Emotional intelligence can help you be a better leader

Are you emotionally intelligent? In today’s workplace, emotional intelligence — or EQ — is considered as important as IQ. As many of our jobs rely on working well with other people, more workplaces have turned to EQ as a reliable piece of information about the quality of their employees. The ability to connect with other people authentically, effectively and positively is a valued skill in most workplaces.

Developing emotional intelligence can help you be a better leader. Here are some important ways anyone can develop more emotional intelligence:

Take an honest look at your interactions with others. Ask yourself a few questions:

  • Do you listen without judgment?
  • Do you give people the benefit of the doubt?
  • Do you allow issues that come up to be resolved or do you hold a grudge?
  • Do you accept constructive criticism?
  • Do you treat others like you would want to be treated?
  • Finally, do you allow others to shine while acknowledging your own accomplishments?

Reflect on these questions. You may even want to write them down to reflect. Emotionally intelligent people can answer yes to most of these questions. They have quality interactions with other people that lead to strong connections.
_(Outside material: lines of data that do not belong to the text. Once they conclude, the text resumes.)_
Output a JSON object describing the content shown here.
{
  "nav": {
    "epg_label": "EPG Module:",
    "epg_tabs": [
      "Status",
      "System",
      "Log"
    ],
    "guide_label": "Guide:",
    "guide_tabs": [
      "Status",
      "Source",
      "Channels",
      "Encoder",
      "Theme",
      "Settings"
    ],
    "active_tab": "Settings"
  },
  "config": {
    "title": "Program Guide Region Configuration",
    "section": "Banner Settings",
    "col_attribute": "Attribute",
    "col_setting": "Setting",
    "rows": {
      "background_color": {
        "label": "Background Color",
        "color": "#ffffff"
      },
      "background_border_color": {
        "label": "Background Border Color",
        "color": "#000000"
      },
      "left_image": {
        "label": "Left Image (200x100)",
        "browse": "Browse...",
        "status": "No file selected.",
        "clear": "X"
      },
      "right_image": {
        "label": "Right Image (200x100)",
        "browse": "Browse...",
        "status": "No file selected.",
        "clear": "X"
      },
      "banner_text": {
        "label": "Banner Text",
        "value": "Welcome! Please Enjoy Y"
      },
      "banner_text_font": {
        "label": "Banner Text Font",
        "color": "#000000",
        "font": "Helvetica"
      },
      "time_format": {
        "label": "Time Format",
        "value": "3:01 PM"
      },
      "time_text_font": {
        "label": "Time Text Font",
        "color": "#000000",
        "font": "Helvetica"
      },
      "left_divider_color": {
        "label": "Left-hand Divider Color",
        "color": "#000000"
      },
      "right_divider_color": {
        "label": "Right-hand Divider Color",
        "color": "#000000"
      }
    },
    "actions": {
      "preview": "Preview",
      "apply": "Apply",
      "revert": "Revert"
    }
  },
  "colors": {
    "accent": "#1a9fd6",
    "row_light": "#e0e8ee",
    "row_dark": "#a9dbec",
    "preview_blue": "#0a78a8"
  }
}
It’s okay to realize you have room to grow in these areas. Simply start becoming more aware of these traits and how you can improve on them. The awareness and working for positive change will go far.

Evaluate your ability to stay calm in stressful situations. One major component of emotional intelligence is self awareness and self control. When things go wrong, do you blame others, get angry or accuse? Or, do you take a deep breath, look at your options and proceed with a plan using the resources around you? How do you relate to other people when they make mistakes? It can be easy to feel stressed at work and get overwhelmed. It can also be hard to automatically feel calm just because you want to or think you should. Instead, try practicing some mindfulness during times you’re not stressed first. Meditation can help slow your mind and keep you calm around the clock. You can also try other ways to channel your frustrations such as journaling or taking a walk. If you are struggling with self-control during work, you may want to give yourself a few moments before responding to others. Sometimes those few minutes can be the difference between rage and peace.

Practice putting yourself in your employees’ shoes. Empathy is the hallmark of EQ. Exercising empathy in the workplace can go a long way. Emotionally intelligent people are able to see things from other people’s points of view. Pause during conflict or an uncomfortable situation and simply think, “How might this situation look from my colleague’s or employee’s perspective?” Then, proceed with renewed perspective. This is particularly important during high-stress times or in conflict. It can be easy to forget what others are experiencing and feeling, so making note to think of others now will help when you’re stressed, too.

Finally, take care of yourself. Exercising emotional intelligence means taking breaks when you need to. Look for ways to practice self-care during the day and during your off-hours. You might have a relaxing routine you do each night or a particular hobby you enjoy. These things are important for EQ individuals. If you find yourself stressed during the day, try taking a few deep breaths stepping away from your desk for a few moments to collect your thoughts and emotions before approaching a potentially heated situation. Self-regulation is a hallmark of EQ.

Developing EQ is not usually something you can develop overnight. Instead, it’s a lifelong process that takes ongoing practice and attention. Don’t be frustrated if you’re not adopting these practices right away. An important first step is realizing these traits and practicing them. No one is perfect right away!